Is the difference between insulation a matter of degrees?
Wherever you are in the country, you will have felt the first winter chills. While there’s no doubt it’s warmer in the North, people are still waking up to chilly rooms and starting to think again about insulation. The TV is full of ads promoting all different kinds, so is it really a matter of degrees? The answer surprisingly, is yes.
HeatSavers installed our own insulation into a wall in a house in Thorndon, Wellington. What made the case interesting was a wall on the same side of the house had been insulated using conventional fibreglass type methods. The opportunity to compare the results was just too good to pass up. So we brought in the infrared and thermal imagery specialists to check it out.
The difference between the two walls was one degree; and it was the wall with HeatSavers’ foam installed that was warmer. Says Eamonn Kilgariff of HeatSavers Wellington, “It just goes to show that our product is doing what it is supposed to do. It’s an excellent result but you do have to remember it’s not an exact science”.
He continues, “The house was 100 years old, which means the thickness of the wall cavity was greater than in modern houses. When you insulate with fibreglass or wool compounds, you have to push and poke it in. In a deeper cavity, there can be 3-4 centimetres where there’s nothing between the Gib and the insulation. Foam on the other hand, fills the whole area and gets closer to the Gib and the framing. Gaps are the enemy of thermal efficiency”.
Doesn’t that mean you just need to add in more insulation? “You could”, says Tony Naidu, Executive Director of HeatSavers, “but that adds to the cost for both product and labour. Our insulation costs a third to a quarter of traditional insulation methods and quite frankly, we believe that it’s much more effective.”
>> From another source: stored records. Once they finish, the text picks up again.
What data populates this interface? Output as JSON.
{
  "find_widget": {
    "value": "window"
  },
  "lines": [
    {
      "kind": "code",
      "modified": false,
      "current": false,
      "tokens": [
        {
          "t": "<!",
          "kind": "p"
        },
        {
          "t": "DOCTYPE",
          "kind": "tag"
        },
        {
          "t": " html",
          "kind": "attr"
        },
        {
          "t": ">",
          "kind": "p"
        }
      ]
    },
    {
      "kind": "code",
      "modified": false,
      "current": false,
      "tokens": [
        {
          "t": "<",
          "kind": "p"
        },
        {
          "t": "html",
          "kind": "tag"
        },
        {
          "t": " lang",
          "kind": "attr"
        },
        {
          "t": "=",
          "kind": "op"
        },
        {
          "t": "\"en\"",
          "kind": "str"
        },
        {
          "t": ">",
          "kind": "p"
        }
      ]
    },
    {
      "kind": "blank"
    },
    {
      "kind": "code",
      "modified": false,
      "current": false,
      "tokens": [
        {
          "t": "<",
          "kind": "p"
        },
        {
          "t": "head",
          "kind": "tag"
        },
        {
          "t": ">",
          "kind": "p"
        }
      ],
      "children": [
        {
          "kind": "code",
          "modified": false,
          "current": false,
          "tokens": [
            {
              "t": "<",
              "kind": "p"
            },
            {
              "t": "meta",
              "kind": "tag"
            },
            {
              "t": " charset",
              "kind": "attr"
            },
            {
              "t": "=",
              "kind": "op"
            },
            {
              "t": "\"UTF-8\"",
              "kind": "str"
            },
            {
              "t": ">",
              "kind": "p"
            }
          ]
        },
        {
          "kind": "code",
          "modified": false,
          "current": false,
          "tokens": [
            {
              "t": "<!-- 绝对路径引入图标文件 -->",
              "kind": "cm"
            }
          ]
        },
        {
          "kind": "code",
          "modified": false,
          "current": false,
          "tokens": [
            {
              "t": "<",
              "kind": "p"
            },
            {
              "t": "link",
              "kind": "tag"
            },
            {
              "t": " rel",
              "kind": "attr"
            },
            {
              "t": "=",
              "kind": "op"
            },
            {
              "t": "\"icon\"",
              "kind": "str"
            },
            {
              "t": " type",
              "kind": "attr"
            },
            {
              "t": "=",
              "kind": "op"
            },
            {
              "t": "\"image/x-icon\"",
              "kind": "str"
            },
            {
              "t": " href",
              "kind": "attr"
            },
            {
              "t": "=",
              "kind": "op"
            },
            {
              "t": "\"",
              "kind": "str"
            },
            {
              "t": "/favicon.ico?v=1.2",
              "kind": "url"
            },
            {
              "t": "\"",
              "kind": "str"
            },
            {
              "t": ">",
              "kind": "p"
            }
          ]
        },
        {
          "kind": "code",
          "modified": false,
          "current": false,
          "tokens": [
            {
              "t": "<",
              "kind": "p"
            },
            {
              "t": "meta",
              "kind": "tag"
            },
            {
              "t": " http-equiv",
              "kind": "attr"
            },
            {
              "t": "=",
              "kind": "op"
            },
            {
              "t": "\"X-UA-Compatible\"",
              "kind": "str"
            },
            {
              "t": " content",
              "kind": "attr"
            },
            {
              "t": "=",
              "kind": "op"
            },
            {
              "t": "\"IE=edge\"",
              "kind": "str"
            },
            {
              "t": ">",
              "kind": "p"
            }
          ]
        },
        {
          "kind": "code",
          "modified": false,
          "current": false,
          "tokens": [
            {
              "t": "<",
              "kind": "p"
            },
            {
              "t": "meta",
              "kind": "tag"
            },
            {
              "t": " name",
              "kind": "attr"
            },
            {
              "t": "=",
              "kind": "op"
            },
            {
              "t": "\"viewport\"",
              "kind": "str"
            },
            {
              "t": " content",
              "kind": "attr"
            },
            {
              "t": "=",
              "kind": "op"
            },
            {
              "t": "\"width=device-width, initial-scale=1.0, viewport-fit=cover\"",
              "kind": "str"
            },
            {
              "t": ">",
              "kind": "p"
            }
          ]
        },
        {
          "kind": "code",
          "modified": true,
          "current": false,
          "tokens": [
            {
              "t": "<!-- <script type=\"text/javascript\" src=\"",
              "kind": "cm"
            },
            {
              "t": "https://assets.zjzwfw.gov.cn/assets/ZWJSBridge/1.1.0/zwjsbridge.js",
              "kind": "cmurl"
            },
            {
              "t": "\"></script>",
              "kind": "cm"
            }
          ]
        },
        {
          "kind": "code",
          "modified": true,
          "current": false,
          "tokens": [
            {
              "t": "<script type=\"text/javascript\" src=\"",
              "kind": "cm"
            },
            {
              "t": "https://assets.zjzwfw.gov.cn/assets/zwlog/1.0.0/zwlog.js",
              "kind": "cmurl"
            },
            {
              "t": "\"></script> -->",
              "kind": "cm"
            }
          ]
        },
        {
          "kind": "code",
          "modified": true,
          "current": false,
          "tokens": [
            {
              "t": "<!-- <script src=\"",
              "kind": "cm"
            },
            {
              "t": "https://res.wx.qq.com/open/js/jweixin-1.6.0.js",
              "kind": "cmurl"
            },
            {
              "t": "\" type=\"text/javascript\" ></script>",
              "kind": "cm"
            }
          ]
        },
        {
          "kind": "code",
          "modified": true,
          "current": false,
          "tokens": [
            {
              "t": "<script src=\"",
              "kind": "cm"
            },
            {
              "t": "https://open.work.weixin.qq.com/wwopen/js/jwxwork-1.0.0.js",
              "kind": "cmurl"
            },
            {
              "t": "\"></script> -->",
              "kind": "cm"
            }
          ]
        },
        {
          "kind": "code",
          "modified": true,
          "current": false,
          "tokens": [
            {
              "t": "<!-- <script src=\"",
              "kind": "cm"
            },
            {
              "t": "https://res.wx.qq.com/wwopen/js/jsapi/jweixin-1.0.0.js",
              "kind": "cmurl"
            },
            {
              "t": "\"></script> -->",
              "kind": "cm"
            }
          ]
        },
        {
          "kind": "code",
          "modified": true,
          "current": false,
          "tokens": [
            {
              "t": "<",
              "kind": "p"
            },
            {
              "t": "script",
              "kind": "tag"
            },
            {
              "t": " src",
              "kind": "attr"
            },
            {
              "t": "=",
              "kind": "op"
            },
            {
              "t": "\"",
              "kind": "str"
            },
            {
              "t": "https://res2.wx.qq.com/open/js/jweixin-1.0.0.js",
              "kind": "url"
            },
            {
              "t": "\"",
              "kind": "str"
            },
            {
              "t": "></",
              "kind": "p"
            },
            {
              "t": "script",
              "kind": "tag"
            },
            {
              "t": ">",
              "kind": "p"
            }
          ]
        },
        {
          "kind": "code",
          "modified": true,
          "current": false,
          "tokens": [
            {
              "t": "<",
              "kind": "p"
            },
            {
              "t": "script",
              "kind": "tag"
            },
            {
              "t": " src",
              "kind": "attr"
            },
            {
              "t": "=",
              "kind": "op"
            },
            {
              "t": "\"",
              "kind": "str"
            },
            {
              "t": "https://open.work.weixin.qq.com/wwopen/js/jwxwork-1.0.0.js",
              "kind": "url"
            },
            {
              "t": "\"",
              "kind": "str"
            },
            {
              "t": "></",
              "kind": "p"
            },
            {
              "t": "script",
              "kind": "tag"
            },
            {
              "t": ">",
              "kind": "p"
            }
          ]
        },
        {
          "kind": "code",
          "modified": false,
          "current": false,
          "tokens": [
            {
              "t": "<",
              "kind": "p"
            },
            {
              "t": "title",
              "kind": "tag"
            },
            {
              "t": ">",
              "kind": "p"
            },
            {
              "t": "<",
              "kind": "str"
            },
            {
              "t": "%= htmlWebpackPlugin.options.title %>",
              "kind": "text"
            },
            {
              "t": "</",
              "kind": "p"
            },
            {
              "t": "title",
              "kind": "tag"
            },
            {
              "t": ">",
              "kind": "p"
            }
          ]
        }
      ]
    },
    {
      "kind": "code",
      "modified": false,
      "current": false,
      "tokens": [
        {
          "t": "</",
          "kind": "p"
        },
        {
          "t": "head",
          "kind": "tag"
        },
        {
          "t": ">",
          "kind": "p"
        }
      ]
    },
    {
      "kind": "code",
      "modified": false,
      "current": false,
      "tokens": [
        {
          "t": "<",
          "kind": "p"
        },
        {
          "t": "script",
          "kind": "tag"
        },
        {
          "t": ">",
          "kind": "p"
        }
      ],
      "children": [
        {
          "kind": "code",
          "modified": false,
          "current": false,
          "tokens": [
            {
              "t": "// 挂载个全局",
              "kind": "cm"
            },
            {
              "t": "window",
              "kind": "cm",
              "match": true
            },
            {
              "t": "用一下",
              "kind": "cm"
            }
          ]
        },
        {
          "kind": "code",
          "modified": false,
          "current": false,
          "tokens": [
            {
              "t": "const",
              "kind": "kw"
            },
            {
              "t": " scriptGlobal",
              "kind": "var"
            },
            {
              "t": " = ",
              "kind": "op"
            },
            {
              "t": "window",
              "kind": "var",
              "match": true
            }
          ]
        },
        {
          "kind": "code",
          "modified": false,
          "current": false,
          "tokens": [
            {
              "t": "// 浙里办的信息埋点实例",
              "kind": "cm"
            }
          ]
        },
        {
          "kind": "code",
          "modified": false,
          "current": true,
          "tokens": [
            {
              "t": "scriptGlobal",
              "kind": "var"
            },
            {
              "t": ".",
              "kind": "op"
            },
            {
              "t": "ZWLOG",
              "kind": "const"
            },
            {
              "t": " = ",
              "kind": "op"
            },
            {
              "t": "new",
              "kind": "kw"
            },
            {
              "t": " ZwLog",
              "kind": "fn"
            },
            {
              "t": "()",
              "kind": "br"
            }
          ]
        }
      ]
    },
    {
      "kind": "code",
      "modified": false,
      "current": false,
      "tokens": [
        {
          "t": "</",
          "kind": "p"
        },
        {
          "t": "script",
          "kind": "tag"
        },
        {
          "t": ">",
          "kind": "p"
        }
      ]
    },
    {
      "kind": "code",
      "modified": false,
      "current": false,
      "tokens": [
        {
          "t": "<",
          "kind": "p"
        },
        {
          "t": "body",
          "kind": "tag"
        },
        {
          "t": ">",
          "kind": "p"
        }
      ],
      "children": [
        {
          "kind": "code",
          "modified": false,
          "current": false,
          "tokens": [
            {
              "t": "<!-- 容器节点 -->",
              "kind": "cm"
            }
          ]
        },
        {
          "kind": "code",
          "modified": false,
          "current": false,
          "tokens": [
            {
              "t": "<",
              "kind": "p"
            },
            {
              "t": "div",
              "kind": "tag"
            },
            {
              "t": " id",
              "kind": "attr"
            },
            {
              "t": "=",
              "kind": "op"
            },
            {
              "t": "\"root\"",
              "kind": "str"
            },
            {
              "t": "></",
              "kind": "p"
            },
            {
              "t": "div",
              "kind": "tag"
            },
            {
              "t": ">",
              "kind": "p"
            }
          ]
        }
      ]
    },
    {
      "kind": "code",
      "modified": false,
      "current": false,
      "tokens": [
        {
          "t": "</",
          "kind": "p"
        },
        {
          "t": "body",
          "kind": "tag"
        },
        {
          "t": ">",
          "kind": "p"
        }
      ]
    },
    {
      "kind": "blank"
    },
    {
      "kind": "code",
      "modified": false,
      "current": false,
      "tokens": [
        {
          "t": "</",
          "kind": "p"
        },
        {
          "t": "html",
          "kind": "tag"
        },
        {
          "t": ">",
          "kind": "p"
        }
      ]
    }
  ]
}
“It’s not just about the price or value; it’s every bit as much about time and inconvenience. Our product can be installed in days not weeks. And it’s a much cleaner and easier process for residents. To retrofit fibreglass you first have to remove the Gib, and that’s a dusty, messy business. Let’s face it, all that material; broken Gib and old insulation just add to the landfill problem.”
Does a degree matter? Says Naidu, “I believe so, yes. What’s important to understand is that completing the thermal envelope does make a big difference. The research is clear; if every part of your home, under floors, ceilings and walls are properly insulated the benefits are cumulative – 4-5 degrees warmer in winter and of course cooler in summer”.
“Here’s the bottom line”, he continues, “the World Health Organisation recommends a minimum indoor temperature of 18 degrees celsius or 20 degrees celsius for more vulnerable groups, and a minimum healthy overnight bedroom temperature of 16 degrees celsius. The average winter temperature in New Zealand homes is 13.5 degrees celsius. Right there is where every degree matters.”
With power costs continuously on the rise, now is when we’re entering the most expensive time of year. Says Naidu, “With our process you see a real difference in temperature right away and that means instant power savings”.
EECA Energywise calculates that heating accounts for about 29% of the power costs for most homes in New Zealand. With power usage ramping up this time of year, now’s a great time to consider adding insulation.
As Naidu points out, “Installing insulation is an upfront cost, but we offer great finance terms and know that homeowners see the return through increased house value and lower energy bills. Our free home assessments let you know if your house is suitable and if there are any issues (like rotten weatherboards) that will need to be addressed first. It’s like a free health-check on your property. And then we can give you an upfront price, and guide you through your payment options”.
If you’d like to find out more about insulation your home, contact HeatSavers for a free, no-obligation quotation. For health, wealth and well-being, every degree does matter.